U.S. President Barack Obama delivers remarks at AARP headquarters in Washington February 23, 2015.GARY CAMERON/Reuters

Keystone XL's supporters – back in Washington after a congressional recess – on Tuesday will deliver the bill to U.S. President Barack Obama that attempts to wrest control of the pipeline's approval.

And Mr. Obama will – as he has been vowing for months – veto it, while claiming that doesn't necessarily mean he will eventually reject the controversial Canadian pipeline.

"The President will veto that legislation… I would not anticipate a lot of drama or fanfare around it," Mr. Obama's spokesman John Earnest said Monday.

In fact, Keystone XL is all political drama, at least on Capitol Hill.

The arrival of the bill – passed earlier this month by both houses of Congress – in the Oval Office sets a 10-day clock running. If Mr. Obama doesn't veto it within that time, it will become law. The bill approves construction of the $8-billion (U.S.) TransCanada Corp. project by taking the decision away from the President.

But the White House has repeatedly made clear that Mr. Obama would veto the legislation – not because he has come to a final decision about the merits of the proposed pipeline – but because he believes the authority to decide on transborder infrastructure projects rests with the president, not Congress.

Once Mr. Obama vetoes the bill, Republicans, who now hold majorities in both the Senate and the House of Representatives, will be faced with whether to try to hold votes to override the veto.
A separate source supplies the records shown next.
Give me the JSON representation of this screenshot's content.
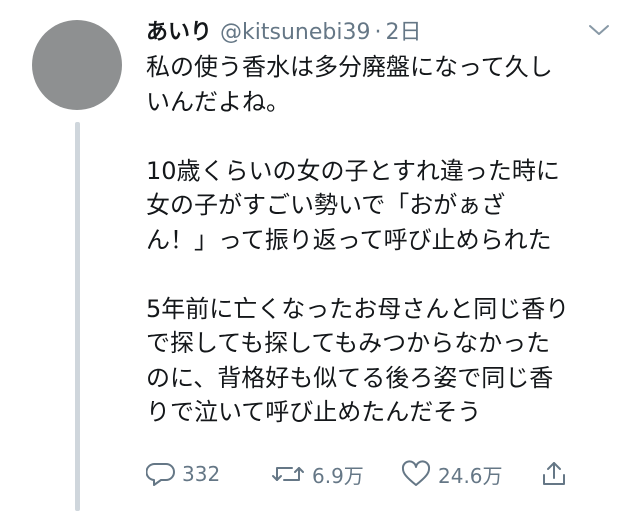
{
  "tweet": {
    "display_name": "あいり",
    "handle": "@kitsunebi39",
    "separator": "·",
    "timestamp": "2日",
    "lines": [
      "私の使う香水は多分廃盤になって久し",
      "いんだよね。",
      "",
      "10歳くらいの女の子とすれ違った時に",
      "女の子がすごい勢いで「おがぁざ",
      "ん！」って振り返って呼び止められた",
      "",
      "5年前に亡くなったお母さんと同じ香り",
      "で探しても探してもみつからなかった",
      "のに、背格好も似てる後ろ姿で同じ香",
      "りで泣いて呼び止めたんだそう"
    ],
    "actions": {
      "replies": "332",
      "retweets": "6.9万",
      "likes": "24.6万"
    }
  },
  "icons": [
    "caret-down-icon",
    "reply-icon",
    "retweet-icon",
    "like-icon",
    "share-icon"
  ],
  "colors": {
    "text": "#14171a",
    "secondary": "#657786",
    "thread_line": "#cfd6dc",
    "avatar": "#8e9091"
  }
}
They need two-thirds majorities to do so and it is all-but-certain they will fall short, even with the backing of pro-Keystone XL Democrats in both houses.

Instead, some Republicans favour inserting Keystone XL-approval language into other legislation – such as a "must-pass" appropriations bill – thus setting up a higher-stakes showdown with the President over the long-delayed pipeline.

Keystone XL opponents hope the presidential veto will signal that Mr. Obama is prepared to reject the project.

Tiernan Sittenfeld, of the League of Conservation Voters, one of the leading environmental groups opposed to Keystone XL, said Monday that the group "commends President Obama for his commitment to veto the bill and for his incredible leadership in fighting climate change. We urge him to build on that leadership by rejecting the permit for this dirty and dangerous pipeline once and for all. "

Report an error

Editorial code of conduct

Tickers mentioned in this story